§ WHAT TO PRODUCE
Scan the listing for the word "接收和处理分拣信号" and report every line that contains it.

§ RECORDS SUPPLIED

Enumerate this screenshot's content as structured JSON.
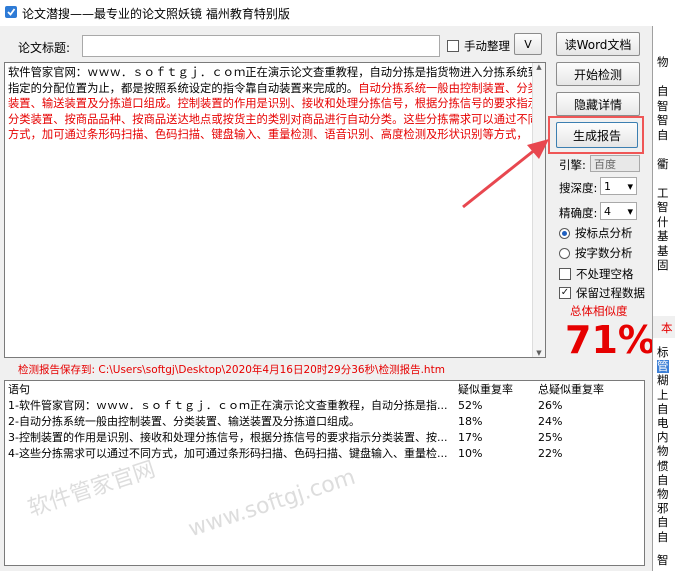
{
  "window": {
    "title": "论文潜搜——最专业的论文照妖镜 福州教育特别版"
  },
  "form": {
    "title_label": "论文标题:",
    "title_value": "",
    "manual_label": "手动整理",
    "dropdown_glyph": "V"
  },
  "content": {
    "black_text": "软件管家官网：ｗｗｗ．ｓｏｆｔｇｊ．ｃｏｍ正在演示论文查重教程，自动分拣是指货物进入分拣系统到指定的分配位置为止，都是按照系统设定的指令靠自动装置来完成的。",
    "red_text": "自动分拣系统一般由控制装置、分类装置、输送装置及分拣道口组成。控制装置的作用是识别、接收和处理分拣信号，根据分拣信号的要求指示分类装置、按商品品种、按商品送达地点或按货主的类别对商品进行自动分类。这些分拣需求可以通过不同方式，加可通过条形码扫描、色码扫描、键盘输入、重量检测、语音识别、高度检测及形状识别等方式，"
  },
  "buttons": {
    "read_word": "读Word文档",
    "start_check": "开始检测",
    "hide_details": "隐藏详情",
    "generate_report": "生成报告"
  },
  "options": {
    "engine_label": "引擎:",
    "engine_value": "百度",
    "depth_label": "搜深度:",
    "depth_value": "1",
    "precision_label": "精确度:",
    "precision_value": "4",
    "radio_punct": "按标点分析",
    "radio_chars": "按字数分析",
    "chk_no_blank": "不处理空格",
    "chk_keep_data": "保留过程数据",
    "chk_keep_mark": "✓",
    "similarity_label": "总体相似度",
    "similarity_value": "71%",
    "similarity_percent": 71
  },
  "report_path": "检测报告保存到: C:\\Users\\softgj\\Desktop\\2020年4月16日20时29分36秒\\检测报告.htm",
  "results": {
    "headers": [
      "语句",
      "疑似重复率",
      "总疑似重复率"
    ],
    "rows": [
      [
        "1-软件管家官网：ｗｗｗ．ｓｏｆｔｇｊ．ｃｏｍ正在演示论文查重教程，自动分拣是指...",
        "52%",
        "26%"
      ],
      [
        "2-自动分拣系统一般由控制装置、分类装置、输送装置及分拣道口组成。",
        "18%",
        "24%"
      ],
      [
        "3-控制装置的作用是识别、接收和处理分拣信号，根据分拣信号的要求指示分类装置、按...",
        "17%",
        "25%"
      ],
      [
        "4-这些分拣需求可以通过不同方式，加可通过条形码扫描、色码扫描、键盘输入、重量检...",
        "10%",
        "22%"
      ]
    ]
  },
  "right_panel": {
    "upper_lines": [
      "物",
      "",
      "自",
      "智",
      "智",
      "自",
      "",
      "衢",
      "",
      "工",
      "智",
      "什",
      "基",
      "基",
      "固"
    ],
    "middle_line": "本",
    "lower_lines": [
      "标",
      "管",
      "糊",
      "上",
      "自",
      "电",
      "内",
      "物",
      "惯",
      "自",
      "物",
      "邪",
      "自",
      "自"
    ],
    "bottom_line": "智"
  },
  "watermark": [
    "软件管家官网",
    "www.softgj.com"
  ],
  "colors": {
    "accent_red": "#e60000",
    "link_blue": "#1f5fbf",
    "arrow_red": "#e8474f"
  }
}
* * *
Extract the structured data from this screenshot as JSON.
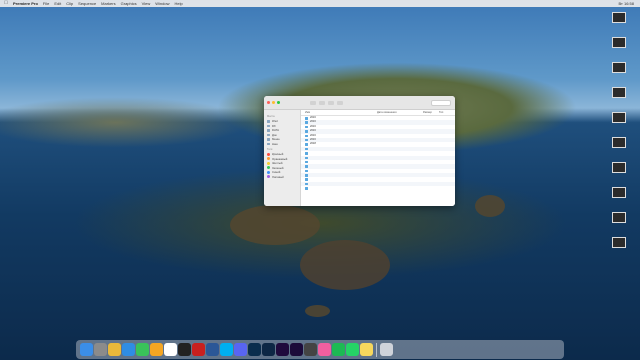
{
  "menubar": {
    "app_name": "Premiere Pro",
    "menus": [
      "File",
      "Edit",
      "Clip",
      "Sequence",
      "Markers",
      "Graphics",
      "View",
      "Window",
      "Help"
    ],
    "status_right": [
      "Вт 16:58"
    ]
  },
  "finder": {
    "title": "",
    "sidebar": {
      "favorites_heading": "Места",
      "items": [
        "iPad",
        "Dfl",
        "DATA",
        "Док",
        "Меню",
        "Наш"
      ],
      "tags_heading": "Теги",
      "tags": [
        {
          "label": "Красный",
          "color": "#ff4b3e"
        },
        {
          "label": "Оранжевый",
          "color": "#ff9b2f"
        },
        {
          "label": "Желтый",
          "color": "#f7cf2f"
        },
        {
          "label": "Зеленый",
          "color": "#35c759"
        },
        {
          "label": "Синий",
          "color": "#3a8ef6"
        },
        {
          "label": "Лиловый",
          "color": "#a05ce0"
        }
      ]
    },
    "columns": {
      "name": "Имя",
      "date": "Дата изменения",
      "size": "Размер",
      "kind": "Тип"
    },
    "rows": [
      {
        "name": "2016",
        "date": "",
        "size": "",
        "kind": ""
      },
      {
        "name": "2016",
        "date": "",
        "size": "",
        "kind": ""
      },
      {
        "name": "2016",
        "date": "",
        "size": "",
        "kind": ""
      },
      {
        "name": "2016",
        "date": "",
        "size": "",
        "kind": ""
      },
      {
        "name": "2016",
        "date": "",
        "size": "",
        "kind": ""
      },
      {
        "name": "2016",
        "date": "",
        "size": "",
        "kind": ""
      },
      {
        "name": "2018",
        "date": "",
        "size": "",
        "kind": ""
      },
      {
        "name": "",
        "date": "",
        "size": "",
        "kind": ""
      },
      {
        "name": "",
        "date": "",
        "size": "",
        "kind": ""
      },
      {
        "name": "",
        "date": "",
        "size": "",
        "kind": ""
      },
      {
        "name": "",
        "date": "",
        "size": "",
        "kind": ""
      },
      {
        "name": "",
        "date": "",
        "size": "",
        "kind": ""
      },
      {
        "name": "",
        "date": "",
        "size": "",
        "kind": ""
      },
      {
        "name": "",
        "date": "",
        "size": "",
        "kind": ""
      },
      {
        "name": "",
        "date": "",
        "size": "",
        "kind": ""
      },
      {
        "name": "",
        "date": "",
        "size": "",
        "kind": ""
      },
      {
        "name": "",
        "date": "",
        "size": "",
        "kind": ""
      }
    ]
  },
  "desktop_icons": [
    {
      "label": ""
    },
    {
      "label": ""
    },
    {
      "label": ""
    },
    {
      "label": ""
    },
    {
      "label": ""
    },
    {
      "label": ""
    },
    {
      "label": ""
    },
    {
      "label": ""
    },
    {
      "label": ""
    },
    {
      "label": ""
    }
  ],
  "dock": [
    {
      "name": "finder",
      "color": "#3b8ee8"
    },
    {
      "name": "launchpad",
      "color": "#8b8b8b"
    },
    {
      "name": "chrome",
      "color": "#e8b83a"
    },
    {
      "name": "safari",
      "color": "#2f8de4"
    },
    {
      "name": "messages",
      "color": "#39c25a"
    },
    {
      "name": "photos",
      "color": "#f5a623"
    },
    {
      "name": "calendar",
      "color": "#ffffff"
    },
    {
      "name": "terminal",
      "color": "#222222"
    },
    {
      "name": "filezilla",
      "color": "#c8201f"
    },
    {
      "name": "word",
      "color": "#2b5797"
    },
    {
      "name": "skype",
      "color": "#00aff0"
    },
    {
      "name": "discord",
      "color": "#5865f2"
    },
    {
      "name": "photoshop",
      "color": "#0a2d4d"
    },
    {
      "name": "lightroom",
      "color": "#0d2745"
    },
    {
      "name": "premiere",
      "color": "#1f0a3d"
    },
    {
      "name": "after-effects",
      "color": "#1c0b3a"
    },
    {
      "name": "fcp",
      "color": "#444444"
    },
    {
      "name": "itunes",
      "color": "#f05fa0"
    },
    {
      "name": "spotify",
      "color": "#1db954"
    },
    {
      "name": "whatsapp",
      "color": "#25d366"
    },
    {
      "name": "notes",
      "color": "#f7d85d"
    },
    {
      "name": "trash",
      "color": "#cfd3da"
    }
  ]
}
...
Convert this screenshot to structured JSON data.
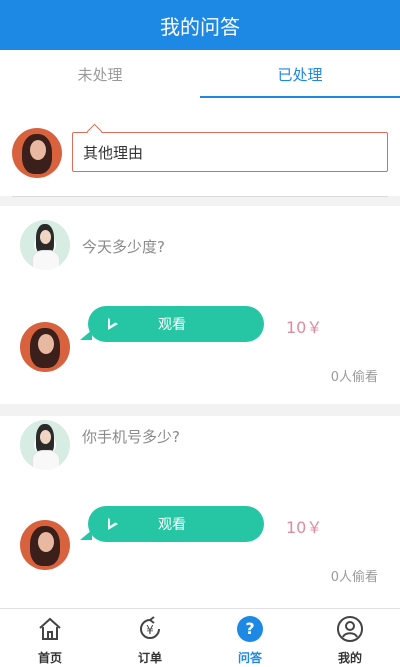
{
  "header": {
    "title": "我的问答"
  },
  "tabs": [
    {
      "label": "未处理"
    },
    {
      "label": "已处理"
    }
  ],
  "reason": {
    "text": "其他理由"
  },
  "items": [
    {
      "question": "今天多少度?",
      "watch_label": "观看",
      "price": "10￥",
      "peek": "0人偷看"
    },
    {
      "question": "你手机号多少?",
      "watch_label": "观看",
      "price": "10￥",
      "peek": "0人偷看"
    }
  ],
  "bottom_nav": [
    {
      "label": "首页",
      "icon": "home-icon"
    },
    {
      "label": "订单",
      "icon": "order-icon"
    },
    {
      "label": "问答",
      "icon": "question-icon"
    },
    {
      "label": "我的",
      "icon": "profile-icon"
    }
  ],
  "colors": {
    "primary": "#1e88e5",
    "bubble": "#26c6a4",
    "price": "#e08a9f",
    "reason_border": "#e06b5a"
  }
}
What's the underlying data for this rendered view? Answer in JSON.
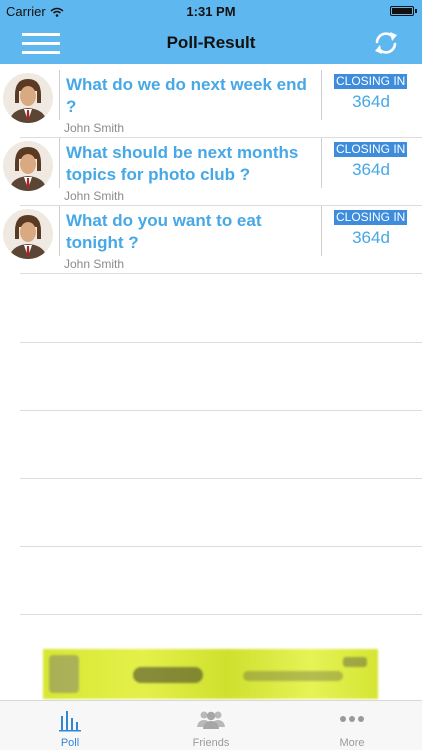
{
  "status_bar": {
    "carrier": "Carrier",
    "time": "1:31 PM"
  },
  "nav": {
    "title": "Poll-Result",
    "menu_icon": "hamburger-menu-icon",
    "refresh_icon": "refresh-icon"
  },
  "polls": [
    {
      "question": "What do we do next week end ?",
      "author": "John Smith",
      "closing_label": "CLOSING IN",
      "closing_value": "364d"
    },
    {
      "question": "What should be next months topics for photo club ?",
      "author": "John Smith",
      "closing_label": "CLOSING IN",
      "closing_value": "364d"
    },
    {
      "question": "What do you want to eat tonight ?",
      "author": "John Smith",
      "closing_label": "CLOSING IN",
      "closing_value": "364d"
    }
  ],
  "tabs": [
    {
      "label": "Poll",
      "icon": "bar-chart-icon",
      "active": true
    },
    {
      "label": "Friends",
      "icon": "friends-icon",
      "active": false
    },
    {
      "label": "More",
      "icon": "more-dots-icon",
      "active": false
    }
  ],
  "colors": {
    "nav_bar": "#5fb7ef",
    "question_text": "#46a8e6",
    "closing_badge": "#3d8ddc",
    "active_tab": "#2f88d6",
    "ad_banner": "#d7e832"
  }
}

§ RESPONSE BOX
    "red_text": "自动分拣系统一般由控制装置、分类装置、输送装置及分拣道口组成。控制装置的作用是识别、接收和处理分拣信号，根据分拣信号的要求指示分类装置、按商品品种、按商品送达地点或按货主的类别对商品进行自动分类。这些分拣需求可以通过不同方式，加可通过条形码扫描、色码扫描、键盘输入、重量检测、语音识别、高度检测及形状识别等方式，"
        "3-控制装置的作用是识别、接收和处理分拣信号，根据分拣信号的要求指示分类装置、按...",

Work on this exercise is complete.